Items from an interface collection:
=-=-=
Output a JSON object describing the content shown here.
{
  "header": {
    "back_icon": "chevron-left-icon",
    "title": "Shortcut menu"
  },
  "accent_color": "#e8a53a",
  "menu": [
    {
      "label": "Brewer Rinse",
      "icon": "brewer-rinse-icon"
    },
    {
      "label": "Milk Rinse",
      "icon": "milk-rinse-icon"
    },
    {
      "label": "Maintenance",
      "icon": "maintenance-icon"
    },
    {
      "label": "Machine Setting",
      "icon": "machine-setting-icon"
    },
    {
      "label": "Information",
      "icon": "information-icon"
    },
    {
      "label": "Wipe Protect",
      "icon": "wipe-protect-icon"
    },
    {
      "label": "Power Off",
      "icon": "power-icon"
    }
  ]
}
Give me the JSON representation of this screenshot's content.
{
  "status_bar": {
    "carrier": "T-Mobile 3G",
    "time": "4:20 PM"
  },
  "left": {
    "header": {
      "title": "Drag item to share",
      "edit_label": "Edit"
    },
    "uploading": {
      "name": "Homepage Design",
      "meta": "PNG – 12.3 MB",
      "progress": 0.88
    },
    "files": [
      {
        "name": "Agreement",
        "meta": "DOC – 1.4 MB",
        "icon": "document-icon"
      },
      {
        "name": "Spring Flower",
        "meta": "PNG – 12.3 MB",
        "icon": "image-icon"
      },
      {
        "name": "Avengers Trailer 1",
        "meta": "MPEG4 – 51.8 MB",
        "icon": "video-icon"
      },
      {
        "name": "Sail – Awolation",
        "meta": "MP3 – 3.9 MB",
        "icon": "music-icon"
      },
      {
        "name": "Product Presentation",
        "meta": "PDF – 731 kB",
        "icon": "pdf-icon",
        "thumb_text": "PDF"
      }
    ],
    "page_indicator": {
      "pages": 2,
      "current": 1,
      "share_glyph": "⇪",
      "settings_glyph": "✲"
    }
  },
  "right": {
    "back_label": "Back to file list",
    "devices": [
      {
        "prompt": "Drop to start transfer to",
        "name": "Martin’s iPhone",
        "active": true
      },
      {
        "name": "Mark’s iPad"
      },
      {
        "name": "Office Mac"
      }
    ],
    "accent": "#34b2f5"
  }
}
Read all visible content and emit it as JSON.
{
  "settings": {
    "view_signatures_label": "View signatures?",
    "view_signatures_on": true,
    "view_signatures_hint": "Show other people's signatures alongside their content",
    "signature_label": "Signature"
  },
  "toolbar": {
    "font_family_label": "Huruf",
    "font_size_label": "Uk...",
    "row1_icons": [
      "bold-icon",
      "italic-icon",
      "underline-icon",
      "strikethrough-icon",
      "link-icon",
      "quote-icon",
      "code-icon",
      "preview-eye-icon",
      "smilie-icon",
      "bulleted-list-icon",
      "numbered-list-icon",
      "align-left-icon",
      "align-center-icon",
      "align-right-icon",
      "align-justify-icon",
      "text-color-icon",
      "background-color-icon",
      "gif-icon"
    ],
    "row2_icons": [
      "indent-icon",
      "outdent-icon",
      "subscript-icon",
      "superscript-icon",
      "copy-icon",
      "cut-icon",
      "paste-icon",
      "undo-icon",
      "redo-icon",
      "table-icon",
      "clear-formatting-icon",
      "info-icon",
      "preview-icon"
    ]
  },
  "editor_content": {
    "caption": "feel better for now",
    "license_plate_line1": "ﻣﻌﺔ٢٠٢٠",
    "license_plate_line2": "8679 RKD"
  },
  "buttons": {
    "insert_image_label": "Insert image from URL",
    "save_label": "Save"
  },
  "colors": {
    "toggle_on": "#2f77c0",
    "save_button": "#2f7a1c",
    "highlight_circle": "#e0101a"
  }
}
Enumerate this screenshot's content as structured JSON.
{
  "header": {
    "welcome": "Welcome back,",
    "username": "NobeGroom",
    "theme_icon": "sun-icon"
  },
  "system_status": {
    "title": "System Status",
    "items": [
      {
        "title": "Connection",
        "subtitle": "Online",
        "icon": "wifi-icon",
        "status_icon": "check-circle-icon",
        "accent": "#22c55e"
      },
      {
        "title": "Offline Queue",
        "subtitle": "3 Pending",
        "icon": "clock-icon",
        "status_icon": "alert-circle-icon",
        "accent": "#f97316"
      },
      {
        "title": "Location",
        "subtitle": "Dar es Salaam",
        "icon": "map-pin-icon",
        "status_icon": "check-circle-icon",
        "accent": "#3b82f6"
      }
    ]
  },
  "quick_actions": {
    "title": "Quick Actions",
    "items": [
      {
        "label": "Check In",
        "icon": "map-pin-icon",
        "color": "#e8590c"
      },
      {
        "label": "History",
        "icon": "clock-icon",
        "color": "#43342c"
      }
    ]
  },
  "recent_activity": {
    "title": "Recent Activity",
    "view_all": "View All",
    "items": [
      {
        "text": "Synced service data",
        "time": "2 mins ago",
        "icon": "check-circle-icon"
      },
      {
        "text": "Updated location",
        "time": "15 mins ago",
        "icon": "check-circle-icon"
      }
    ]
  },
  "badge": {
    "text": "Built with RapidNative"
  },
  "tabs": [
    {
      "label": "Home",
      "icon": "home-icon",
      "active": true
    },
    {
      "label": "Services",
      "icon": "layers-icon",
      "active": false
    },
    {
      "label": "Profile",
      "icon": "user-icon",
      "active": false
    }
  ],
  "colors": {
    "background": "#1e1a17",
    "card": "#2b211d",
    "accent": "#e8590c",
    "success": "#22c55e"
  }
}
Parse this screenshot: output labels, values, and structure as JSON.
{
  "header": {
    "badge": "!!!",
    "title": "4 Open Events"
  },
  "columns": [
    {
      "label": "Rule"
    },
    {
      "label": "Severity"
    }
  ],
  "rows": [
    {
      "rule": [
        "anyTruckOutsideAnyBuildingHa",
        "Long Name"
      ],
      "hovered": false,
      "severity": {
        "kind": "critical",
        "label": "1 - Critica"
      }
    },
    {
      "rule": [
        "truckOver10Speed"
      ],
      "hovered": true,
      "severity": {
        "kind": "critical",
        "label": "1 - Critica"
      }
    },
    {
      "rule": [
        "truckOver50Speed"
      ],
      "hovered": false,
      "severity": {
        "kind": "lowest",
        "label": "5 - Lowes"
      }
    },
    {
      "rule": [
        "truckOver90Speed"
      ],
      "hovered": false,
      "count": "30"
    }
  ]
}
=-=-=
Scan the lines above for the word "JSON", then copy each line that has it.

Response to the task
Output a JSON object describing the content shown here.
Give me the JSON representation of this screenshot's content.
Read all visible content and emit it as JSON.
Enumerate this screenshot's content as structured JSON.
Parse this screenshot: output labels, values, and structure as JSON.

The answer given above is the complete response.